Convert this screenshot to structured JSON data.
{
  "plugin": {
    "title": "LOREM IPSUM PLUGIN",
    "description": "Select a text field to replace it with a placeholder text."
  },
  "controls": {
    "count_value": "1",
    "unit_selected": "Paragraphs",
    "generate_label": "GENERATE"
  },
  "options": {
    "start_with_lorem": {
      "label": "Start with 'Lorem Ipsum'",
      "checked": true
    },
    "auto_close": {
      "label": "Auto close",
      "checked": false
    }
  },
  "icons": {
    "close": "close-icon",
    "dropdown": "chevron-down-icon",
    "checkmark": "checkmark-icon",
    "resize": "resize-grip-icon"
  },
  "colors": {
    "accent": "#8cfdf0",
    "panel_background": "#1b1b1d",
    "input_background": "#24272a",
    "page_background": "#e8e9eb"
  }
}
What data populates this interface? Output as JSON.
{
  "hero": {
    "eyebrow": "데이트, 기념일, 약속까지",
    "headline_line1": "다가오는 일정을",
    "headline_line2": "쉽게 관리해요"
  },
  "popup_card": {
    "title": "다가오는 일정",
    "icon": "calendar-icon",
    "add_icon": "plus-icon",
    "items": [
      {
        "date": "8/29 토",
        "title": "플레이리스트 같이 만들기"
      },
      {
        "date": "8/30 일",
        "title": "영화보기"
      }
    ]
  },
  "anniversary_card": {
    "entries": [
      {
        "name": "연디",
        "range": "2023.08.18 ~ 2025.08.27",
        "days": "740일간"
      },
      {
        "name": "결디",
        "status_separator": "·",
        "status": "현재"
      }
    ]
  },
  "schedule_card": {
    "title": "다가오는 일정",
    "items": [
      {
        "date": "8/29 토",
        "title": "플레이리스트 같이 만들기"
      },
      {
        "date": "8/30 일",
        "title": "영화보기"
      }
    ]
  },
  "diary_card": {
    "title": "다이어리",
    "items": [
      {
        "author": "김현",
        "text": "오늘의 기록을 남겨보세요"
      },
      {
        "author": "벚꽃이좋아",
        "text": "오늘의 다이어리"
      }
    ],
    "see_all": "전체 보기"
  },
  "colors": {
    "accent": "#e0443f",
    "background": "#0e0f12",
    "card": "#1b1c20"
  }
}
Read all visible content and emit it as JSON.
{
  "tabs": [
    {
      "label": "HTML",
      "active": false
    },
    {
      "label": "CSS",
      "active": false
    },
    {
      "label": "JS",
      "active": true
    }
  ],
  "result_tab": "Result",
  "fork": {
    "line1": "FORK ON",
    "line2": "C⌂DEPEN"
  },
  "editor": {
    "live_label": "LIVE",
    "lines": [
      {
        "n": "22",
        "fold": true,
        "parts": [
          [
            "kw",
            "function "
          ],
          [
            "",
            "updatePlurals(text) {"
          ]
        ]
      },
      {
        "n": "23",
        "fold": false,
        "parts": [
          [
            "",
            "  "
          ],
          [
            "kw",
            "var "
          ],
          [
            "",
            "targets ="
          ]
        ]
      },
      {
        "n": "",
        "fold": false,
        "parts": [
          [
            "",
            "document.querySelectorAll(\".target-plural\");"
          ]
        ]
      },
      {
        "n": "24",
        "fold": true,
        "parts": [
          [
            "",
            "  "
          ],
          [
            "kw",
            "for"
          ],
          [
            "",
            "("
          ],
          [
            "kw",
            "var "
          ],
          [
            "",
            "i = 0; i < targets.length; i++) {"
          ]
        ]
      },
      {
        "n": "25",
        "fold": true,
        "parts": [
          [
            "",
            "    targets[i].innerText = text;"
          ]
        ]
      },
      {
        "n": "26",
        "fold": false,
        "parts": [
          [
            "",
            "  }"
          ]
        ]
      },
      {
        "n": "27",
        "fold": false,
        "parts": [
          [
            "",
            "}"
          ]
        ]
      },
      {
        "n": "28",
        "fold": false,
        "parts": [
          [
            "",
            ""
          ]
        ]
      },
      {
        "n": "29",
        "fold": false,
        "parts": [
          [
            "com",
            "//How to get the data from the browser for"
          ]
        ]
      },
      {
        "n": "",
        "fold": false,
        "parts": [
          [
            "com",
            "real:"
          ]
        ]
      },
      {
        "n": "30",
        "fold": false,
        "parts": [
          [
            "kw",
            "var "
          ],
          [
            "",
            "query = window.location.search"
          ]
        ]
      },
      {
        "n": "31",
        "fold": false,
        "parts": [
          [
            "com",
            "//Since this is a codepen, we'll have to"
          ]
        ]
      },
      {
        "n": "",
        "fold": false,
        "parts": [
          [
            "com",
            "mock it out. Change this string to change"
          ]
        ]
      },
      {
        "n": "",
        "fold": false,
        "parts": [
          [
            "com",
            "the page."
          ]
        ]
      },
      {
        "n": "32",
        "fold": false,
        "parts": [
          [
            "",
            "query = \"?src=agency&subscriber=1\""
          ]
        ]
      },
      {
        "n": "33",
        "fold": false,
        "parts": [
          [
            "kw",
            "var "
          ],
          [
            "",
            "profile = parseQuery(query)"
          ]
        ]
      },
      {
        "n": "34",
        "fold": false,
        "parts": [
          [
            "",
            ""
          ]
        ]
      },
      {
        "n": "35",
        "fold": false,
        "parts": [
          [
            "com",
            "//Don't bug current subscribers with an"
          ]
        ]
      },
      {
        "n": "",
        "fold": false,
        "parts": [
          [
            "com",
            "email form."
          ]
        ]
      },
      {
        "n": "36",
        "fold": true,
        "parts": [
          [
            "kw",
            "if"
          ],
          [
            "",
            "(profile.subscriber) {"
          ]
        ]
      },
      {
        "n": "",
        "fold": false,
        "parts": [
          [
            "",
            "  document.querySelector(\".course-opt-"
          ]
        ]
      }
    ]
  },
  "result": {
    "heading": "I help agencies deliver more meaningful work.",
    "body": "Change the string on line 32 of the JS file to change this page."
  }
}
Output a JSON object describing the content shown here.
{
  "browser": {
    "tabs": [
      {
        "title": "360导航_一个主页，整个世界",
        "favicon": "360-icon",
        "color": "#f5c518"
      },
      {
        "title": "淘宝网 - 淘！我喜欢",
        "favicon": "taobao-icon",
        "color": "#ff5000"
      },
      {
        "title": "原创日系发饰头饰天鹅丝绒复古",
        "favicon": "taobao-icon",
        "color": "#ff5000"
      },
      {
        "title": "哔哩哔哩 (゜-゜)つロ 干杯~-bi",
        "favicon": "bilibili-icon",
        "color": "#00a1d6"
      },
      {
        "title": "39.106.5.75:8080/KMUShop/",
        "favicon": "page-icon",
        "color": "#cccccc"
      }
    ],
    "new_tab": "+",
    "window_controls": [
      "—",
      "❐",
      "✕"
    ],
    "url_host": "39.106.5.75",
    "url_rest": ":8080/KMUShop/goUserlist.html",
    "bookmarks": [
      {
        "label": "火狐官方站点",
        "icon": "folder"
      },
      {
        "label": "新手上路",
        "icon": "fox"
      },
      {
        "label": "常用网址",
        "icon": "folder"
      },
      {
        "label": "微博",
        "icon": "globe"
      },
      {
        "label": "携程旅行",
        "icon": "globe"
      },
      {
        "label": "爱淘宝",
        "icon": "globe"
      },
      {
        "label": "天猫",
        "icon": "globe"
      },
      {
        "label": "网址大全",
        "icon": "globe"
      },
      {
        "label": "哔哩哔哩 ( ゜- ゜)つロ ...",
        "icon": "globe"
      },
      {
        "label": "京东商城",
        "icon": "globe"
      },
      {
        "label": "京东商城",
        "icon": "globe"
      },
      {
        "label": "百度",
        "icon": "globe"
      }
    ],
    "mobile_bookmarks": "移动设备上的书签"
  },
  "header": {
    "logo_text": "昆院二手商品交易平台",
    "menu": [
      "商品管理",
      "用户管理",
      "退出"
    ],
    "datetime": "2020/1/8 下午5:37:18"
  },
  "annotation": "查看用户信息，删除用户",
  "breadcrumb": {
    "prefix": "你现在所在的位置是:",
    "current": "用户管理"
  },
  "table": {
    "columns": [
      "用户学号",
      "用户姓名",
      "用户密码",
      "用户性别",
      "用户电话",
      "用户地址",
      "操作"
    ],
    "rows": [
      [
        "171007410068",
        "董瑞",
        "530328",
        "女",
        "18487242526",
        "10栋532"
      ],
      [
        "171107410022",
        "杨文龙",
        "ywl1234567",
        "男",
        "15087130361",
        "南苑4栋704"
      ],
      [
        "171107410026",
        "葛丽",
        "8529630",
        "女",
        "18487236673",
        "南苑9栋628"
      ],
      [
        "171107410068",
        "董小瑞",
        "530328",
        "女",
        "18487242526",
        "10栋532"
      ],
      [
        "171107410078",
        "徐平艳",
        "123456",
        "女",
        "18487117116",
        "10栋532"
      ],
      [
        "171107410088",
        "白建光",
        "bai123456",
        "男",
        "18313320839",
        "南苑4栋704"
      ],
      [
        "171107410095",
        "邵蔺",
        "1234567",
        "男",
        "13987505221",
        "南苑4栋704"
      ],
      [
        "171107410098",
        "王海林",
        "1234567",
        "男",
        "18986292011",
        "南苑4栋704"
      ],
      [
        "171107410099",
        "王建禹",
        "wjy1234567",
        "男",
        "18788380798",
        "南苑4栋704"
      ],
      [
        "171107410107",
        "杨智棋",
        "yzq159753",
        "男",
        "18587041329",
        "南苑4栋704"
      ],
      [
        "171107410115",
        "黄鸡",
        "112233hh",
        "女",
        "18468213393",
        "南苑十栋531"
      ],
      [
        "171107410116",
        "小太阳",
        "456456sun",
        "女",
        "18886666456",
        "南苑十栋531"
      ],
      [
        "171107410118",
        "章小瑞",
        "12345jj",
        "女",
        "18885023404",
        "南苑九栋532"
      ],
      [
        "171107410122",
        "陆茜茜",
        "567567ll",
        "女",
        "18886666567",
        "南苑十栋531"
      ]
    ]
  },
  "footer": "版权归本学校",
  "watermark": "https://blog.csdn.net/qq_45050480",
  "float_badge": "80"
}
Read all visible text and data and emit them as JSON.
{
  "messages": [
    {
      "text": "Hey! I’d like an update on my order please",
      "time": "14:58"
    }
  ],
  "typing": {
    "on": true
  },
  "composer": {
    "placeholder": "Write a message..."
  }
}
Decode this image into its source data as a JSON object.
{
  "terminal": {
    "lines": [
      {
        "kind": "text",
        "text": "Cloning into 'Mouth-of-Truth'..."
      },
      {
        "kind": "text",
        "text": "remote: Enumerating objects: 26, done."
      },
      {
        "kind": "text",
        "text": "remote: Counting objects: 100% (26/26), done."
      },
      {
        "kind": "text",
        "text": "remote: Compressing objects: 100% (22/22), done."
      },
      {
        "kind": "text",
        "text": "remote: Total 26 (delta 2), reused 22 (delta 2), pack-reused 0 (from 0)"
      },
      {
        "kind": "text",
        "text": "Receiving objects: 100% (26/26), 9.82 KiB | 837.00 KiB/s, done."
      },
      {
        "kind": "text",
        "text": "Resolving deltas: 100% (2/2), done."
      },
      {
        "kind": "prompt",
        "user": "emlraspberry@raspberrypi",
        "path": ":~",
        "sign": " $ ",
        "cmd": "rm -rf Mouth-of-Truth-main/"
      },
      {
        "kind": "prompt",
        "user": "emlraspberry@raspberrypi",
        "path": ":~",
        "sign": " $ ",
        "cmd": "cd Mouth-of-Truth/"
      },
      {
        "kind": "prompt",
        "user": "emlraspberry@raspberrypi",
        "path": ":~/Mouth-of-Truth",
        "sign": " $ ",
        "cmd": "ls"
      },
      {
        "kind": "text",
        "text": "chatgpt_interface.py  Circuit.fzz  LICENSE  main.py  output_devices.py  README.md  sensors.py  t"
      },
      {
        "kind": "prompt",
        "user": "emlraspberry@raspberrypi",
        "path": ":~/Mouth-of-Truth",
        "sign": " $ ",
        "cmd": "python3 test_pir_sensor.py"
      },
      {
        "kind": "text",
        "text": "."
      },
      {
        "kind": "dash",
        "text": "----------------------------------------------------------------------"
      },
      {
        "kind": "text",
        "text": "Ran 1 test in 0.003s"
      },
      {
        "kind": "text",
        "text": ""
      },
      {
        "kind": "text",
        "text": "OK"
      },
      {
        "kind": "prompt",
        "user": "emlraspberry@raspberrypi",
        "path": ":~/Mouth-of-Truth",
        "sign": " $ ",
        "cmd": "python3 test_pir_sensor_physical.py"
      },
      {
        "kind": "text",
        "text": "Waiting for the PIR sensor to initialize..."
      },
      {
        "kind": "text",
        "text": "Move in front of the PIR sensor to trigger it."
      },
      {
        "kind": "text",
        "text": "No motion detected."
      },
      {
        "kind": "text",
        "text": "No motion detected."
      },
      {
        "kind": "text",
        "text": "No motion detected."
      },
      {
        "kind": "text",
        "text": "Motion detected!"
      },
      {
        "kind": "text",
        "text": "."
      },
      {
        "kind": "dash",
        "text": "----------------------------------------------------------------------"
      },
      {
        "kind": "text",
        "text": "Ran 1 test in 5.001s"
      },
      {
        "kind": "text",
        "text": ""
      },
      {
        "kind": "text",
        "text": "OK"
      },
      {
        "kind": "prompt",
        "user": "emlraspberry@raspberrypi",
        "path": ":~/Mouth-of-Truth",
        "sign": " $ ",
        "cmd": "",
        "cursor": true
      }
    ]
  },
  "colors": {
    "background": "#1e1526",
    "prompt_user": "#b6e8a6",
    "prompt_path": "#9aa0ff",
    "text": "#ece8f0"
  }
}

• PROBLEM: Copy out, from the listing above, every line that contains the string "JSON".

• ANSWER AREA:
Convert this screenshot to structured JSON data.
What data populates this interface? Output as JSON.
Read all visible content and emit it as JSON.
Output a JSON object describing the content shown here.
Read all visible text and data and emit them as JSON.
Decode this image into its source data as a JSON object.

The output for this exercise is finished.